Different types of pain often require the use of different types of medications. Pain-relieving medications can be purchased over the counter, or they may require a prescription from a physician. Prescription pain medications are often much more effective in their ability to reduce the experience of pain; however, they also carry a number of significant risks that require their use to be supervised by a trained physician. Therefore, they are classified as controlled substances by the United States Drug Enforcement Administration. These prescription pain medications fall into a number of classes.
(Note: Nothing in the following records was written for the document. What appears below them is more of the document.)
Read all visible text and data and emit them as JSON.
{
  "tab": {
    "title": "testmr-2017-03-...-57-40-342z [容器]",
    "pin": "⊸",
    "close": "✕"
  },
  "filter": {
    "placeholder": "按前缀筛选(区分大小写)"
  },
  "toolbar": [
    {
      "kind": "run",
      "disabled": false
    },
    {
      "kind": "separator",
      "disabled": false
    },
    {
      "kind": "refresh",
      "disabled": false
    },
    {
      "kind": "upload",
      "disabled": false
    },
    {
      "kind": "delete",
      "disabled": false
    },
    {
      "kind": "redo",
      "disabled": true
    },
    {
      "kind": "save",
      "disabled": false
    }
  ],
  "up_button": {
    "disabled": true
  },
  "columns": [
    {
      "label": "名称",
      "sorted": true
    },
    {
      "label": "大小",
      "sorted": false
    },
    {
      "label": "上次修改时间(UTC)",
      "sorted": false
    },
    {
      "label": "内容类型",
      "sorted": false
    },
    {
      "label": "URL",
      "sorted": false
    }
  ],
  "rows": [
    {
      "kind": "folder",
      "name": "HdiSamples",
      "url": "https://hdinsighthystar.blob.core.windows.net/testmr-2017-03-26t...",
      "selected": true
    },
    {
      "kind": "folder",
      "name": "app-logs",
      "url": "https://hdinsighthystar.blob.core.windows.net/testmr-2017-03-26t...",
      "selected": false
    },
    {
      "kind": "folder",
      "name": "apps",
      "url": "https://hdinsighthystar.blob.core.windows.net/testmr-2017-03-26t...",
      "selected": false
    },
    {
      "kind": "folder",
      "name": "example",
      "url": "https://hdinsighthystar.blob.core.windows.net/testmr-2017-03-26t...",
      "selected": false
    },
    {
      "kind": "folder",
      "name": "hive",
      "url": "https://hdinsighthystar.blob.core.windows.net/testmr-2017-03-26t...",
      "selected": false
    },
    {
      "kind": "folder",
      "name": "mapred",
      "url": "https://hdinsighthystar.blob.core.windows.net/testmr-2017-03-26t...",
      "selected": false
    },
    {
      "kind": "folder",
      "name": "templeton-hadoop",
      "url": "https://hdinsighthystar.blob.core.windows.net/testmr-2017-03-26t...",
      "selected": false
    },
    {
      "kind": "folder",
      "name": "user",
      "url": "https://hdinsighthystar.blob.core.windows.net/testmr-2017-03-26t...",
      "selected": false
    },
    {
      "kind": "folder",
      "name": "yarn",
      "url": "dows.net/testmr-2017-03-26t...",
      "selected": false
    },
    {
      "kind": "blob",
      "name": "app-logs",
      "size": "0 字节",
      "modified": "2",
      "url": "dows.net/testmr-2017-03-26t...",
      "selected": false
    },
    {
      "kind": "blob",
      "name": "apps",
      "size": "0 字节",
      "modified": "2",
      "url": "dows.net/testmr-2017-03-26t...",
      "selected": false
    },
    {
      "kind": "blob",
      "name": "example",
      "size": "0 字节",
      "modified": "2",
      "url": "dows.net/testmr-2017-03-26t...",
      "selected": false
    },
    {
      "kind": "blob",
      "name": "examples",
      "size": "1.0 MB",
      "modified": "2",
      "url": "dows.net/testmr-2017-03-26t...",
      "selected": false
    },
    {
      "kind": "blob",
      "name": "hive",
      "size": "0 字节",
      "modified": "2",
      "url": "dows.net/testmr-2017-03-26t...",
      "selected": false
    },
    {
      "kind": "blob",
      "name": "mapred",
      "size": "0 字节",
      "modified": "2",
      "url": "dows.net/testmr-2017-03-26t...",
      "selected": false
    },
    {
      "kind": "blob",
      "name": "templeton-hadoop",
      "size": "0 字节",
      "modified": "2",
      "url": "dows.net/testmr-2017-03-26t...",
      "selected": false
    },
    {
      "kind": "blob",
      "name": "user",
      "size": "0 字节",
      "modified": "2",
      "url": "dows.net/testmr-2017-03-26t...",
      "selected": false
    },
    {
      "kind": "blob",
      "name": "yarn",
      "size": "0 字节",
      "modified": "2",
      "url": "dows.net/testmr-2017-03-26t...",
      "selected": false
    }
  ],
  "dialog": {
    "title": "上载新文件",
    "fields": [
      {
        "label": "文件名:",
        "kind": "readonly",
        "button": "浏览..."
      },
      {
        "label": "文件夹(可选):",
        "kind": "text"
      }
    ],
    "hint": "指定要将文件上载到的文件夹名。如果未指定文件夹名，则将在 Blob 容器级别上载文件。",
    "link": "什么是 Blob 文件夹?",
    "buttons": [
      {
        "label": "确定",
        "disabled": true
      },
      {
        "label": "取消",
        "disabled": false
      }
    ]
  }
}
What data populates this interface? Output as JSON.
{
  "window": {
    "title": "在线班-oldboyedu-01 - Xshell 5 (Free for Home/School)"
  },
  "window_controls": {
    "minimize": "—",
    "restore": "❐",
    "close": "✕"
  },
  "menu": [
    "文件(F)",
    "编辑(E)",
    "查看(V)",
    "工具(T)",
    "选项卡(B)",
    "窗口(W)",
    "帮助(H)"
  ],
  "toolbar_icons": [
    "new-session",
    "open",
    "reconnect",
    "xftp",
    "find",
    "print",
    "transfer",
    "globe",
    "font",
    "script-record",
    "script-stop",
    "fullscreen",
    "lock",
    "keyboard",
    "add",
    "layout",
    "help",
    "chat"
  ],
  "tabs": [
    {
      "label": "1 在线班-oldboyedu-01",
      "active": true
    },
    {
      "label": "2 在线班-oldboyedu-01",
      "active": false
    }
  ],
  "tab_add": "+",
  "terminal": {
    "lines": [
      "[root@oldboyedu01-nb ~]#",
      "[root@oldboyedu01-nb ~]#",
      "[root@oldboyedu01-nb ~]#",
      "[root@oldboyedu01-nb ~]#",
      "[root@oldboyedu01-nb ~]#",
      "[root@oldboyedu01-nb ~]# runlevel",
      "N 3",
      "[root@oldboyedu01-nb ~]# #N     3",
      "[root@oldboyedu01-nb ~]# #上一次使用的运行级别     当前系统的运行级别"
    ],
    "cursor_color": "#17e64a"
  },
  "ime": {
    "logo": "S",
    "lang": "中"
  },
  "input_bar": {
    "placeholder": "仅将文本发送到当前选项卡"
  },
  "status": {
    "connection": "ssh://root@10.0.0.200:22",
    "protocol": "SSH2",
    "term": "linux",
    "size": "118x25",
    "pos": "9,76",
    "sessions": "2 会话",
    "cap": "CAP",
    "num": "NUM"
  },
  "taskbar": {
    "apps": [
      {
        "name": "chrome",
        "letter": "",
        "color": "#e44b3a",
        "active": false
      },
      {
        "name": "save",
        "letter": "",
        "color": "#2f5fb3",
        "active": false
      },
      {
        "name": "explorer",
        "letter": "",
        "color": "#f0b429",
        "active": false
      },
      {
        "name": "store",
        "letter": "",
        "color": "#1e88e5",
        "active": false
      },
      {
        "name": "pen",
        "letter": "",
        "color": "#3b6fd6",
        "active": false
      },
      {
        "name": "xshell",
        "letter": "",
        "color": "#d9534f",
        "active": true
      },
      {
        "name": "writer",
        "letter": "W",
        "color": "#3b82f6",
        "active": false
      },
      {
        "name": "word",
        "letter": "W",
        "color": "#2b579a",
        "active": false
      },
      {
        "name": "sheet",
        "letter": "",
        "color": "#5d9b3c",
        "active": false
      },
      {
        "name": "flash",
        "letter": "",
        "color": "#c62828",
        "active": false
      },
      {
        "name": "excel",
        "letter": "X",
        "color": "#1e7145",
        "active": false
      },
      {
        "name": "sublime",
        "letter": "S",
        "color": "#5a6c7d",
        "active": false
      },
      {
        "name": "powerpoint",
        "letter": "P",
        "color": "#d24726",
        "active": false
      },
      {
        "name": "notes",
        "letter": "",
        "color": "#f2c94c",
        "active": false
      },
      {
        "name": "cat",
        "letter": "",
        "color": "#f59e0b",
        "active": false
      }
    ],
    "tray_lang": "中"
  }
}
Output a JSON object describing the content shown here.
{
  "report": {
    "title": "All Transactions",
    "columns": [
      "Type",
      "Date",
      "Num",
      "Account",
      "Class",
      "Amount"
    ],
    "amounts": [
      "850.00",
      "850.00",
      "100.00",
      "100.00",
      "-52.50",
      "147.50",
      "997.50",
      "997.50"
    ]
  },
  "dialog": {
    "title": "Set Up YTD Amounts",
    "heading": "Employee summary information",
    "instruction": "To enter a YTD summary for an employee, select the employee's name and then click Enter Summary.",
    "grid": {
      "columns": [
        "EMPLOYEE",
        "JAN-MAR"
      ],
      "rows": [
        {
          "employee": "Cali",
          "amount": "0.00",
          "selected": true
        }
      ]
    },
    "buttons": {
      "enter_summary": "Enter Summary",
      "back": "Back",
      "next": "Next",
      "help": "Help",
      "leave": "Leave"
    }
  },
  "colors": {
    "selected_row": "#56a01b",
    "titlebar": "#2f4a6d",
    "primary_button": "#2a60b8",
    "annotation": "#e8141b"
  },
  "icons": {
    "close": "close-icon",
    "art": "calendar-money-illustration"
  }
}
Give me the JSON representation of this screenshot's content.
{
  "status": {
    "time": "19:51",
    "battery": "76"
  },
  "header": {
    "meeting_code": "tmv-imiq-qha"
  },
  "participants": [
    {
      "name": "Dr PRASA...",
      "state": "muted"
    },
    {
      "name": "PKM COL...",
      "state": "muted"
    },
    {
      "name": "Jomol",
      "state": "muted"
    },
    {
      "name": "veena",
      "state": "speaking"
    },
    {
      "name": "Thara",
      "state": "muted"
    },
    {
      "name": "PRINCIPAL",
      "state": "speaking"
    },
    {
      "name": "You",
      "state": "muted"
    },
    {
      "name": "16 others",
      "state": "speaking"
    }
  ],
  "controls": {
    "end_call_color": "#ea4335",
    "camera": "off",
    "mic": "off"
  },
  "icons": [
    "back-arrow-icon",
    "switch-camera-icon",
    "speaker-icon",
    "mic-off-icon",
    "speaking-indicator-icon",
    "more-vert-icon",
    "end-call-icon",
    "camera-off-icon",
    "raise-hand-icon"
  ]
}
The term addiction is still used in a number of different sources; however, most professional organizations have refined the use of their terminology and now use the term substance use disorder to cover all notions of substance abuse and addiction. This is because the process of addiction is now viewed as occurring on a continuum between substance abuse/misuse and a formal addiction. The new term covers all notions of addictive behaviors associated with substance use.
It is important to briefly outline some qualifications regarding the actual definition of a substance use disorder. According to professional sources, such as the book Chemical Dependency:
According to the American Psychiatric Association (APA) and the National Institute on Drug Abuse (NIDA), the risk for developing a substance use disorder as a result of misuse of pain medications increases for individuals who:
These factors increase the risk that an individual will abuse any type of drug or alcohol. According to APA and NIDA, the signs of an opiate use disorder include:
The American Society of Addiction Medicine, the largest association of addiction medicine physicians and professionals in the US, has outlined a standard treatment protocol for individuals who develop substance use disorders to medications such as painkillers. The protocol includes the following: